Data records for software interfaces.
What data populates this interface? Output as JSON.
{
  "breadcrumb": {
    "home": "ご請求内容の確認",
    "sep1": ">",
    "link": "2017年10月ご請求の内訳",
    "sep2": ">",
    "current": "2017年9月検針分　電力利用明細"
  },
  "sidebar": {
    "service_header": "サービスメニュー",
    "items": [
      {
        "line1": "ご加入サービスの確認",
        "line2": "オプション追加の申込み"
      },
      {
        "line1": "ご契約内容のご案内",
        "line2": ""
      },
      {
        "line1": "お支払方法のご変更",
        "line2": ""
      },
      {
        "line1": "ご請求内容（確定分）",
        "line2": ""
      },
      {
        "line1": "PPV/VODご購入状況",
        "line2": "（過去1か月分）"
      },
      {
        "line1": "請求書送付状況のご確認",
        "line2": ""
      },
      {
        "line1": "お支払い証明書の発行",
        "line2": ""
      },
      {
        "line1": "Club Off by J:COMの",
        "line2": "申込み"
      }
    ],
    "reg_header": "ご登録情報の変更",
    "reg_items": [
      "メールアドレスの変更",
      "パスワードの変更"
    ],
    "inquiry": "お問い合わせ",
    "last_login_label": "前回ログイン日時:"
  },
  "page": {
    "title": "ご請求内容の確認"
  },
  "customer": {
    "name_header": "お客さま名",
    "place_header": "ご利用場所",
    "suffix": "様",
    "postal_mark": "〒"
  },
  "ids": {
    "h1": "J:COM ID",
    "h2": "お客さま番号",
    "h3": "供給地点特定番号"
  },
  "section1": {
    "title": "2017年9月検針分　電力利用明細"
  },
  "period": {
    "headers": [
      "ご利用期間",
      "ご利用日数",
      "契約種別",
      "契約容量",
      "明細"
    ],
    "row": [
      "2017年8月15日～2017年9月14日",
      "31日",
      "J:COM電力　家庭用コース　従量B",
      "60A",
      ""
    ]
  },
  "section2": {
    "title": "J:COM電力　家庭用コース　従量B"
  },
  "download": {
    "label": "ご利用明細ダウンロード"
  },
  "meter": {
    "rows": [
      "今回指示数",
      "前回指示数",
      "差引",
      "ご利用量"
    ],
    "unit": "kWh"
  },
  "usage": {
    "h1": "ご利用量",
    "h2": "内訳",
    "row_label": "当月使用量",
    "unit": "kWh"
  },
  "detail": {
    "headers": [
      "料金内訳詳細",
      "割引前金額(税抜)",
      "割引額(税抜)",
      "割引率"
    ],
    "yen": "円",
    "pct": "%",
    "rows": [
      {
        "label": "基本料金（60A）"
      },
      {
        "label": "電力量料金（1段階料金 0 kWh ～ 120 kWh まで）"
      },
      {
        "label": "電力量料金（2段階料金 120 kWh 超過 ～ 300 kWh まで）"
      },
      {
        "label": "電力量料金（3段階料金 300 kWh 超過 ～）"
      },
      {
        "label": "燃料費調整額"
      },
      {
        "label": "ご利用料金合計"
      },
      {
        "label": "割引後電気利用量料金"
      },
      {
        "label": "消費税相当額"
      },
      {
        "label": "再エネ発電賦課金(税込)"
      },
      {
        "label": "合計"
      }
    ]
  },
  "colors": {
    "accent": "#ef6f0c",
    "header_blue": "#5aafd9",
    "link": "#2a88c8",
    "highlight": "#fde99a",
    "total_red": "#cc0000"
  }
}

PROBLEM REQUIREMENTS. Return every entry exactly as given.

FINAL ANSWER.
What data populates this interface? Output as JSON.
{
  "breadcrumb": {
    "home": "ご請求内容の確認",
    "sep1": ">",
    "link": "2017年10月ご請求の内訳",
    "sep2": ">",
    "current": "2017年9月検針分　電力利用明細"
  },
  "sidebar": {
    "service_header": "サービスメニュー",
    "items": [
      {
        "line1": "ご加入サービスの確認",
        "line2": "オプション追加の申込み"
      },
      {
        "line1": "ご契約内容のご案内",
        "line2": ""
      },
      {
        "line1": "お支払方法のご変更",
        "line2": ""
      },
      {
        "line1": "ご請求内容（確定分）",
        "line2": ""
      },
      {
        "line1": "PPV/VODご購入状況",
        "line2": "（過去1か月分）"
      },
      {
        "line1": "請求書送付状況のご確認",
        "line2": ""
      },
      {
        "line1": "お支払い証明書の発行",
        "line2": ""
      },
      {
        "line1": "Club Off by J:COMの",
        "line2": "申込み"
      }
    ],
    "reg_header": "ご登録情報の変更",
    "reg_items": [
      "メールアドレスの変更",
      "パスワードの変更"
    ],
    "inquiry": "お問い合わせ",
    "last_login_label": "前回ログイン日時:"
  },
  "page": {
    "title": "ご請求内容の確認"
  },
  "customer": {
    "name_header": "お客さま名",
    "place_header": "ご利用場所",
    "suffix": "様",
    "postal_mark": "〒"
  },
  "ids": {
    "h1": "J:COM ID",
    "h2": "お客さま番号",
    "h3": "供給地点特定番号"
  },
  "section1": {
    "title": "2017年9月検針分　電力利用明細"
  },
  "period": {
    "headers": [
      "ご利用期間",
      "ご利用日数",
      "契約種別",
      "契約容量",
      "明細"
    ],
    "row": [
      "2017年8月15日～2017年9月14日",
      "31日",
      "J:COM電力　家庭用コース　従量B",
      "60A",
      ""
    ]
  },
  "section2": {
    "title": "J:COM電力　家庭用コース　従量B"
  },
  "download": {
    "label": "ご利用明細ダウンロード"
  },
  "meter": {
    "rows": [
      "今回指示数",
      "前回指示数",
      "差引",
      "ご利用量"
    ],
    "unit": "kWh"
  },
  "usage": {
    "h1": "ご利用量",
    "h2": "内訳",
    "row_label": "当月使用量",
    "unit": "kWh"
  },
  "detail": {
    "headers": [
      "料金内訳詳細",
      "割引前金額(税抜)",
      "割引額(税抜)",
      "割引率"
    ],
    "yen": "円",
    "pct": "%",
    "rows": [
      {
        "label": "基本料金（60A）"
      },
      {
        "label": "電力量料金（1段階料金 0 kWh ～ 120 kWh まで）"
      },
      {
        "label": "電力量料金（2段階料金 120 kWh 超過 ～ 300 kWh まで）"
      },
      {
        "label": "電力量料金（3段階料金 300 kWh 超過 ～）"
      },
      {
        "label": "燃料費調整額"
      },
      {
        "label": "ご利用料金合計"
      },
      {
        "label": "割引後電気利用量料金"
      },
      {
        "label": "消費税相当額"
      },
      {
        "label": "再エネ発電賦課金(税込)"
      },
      {
        "label": "合計"
      }
    ]
  },
  "colors": {
    "accent": "#ef6f0c",
    "header_blue": "#5aafd9",
    "link": "#2a88c8",
    "highlight": "#fde99a",
    "total_red": "#cc0000"
  }
}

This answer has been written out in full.